Let’s get it out of the way, it’s totally fine to be alone if that’s what you prefer. The anxiety can be overwhelming. However, it’s important to understand where the source of the anxiety. Could it be due to the number of people or unknown factors such as space?
Once identified, you can create your boundaries. Scale the celebration down if the group is too large. Spend time with people who you feel comfortable with.
Ensure that there is space for you to retreat if things get out of hand. I like bringing my own sound-cancelling headphones with my selection of music to calm me down. Just find ways to deal with it.
All I need is the fact that I’ll always have a way to move away for safety. That gives me a sense of security.
Set Viable Expectations
Schizophrenia does make us grieve the “could have” situations. We wish that we could be out there just like others, enjoying life without caring about all the symptoms.

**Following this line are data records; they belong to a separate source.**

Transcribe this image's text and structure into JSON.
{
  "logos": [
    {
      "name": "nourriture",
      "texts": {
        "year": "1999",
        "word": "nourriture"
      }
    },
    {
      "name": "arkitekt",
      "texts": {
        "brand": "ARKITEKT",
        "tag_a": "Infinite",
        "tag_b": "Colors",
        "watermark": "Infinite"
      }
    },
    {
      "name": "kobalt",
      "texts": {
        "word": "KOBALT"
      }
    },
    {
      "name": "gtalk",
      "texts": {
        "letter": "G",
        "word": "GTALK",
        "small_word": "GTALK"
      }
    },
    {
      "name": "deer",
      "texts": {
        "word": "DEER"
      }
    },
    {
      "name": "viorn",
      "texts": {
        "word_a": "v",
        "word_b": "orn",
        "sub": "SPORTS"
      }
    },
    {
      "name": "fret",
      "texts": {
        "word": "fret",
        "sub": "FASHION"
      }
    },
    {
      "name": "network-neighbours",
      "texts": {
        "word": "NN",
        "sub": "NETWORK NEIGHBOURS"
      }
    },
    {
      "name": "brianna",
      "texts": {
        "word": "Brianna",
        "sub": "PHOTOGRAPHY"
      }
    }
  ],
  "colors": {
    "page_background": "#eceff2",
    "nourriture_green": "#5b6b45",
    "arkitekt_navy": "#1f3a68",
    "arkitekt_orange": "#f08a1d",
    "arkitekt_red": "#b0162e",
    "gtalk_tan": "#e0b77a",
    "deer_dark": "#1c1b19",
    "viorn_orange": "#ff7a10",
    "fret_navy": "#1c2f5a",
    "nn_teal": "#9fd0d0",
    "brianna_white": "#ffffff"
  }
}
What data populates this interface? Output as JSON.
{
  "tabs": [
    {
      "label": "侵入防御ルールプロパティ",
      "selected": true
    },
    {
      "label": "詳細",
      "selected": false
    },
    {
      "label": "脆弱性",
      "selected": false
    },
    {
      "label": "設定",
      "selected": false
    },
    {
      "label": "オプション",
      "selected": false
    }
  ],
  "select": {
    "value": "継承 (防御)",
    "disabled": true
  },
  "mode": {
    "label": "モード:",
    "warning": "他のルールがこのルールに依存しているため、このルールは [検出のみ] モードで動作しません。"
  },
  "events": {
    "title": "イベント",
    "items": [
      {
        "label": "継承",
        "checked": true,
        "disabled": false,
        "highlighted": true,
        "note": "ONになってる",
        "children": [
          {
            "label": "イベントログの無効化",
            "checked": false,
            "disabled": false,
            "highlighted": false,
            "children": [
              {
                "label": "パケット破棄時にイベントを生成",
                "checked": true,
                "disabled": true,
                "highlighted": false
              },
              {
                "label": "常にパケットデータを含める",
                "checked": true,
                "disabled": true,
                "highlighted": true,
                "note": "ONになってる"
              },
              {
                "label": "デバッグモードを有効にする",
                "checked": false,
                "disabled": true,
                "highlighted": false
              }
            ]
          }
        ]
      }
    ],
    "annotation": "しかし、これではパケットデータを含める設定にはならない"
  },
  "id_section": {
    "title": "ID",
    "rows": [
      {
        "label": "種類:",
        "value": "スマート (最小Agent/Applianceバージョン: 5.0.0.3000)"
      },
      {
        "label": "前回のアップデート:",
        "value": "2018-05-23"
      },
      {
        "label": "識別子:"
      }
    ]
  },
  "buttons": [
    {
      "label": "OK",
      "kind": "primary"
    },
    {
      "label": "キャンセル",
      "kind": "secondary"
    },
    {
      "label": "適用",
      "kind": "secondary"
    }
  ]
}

Well, I do believe that we are still able to enjoy life according to our capacity. Christmas celebrations can come in different forms. It could be dinner with your immediate family, a Zoom call with your closest friends or a quiet time with your beloved ones. So pick what feels best for you.
Besides setting expectations for yourself, involve others by telling them in advance. Explain to them what might trigger your psychosis and the support you need if it happens.
That way, you don’t need to feel afraid that you’ll be spoiling someone else’s day in the event you need to excuse yourself. Use the opportunity to calm down and prep yourself.
Focus on What Gives You Joy
Be selective and always choose what makes you happy. Begin with writing down a list of your version of Christmas. A balance of simple joys like wrapping presents for others, drinking a cup of warm beverage beside the fireplace or even hanging up little presents in socks can improve your festive mood.
Sharing your hobby with the family during celebrations could be another idea. If you like photography or drawing, you can get them to be a part of the activity.
Doing what you like will evoke positive feelings. That will give you the strength to navigate through the negative moments.
Choose Your Company
Difficult relationships should never be the focus as they can jeopardize your holiday moods. Avoid human relationships that are toxic or too difficult to handle. Focus on the joys of meaningful conversations to build deep relationships.
A friend once said, “If the person doesn’t bring me joy, or money, then this person doesn’t deserve my time”. He identified what he could gain from the relationships built. It’s his way of saying that his time is worthy of good companionship.
Learning how to build boundaries by saying no to things that make you feel uncomfortable. You need to always prioritize your mental health before others. This is what you deserve.
Reach Out for Support
It’s never a burden to reach out to others. Your loved ones will appreciate the fact that you think of them during difficult times. I know, you may think or feel otherwise. Trust me, they want to know.
Talking about what you feel is often hard. It’s even harder when it’s your own mental health. Reaching out doesn’t mean that you’re weak. Neither are you spoiling the holiday joy of others.
Ask for a moment to share your fears, anxiety and feelings before you join any holiday celebrations. Perhaps, a middle ground can be found.
Remember, burdens shared are burdens halved.
Talk About Schizophrenia
Christmas is not about shying away from your mental health issues. Putting up a strong front is mentally taxing and may even make things worse for you.
Share your ups and downs dealing with schizophrenia. You’ll be surprised that many aren’t aware of this particular mental health problem. In addition, depression or anxiety are often mentioned but not schizophrenia. If you are comfortable with it, speak about it.
Others can also learn ways to assist you when needed. You may encourage them to be more patient and understanding about schizophrenia. Moreover, doing so not only helps in mental health awareness but aids in strengthening the bond between one another.
Let’s Make Christmas Joyful
Christmas is all about understanding, giving, sharing and loving.
My wish for all of us Schizo Warriors is to have peaceful days ahead as we usher in the new year. Have goals that can further motivate us to go further. Keep progressing & strengthening ourselves. We can do this!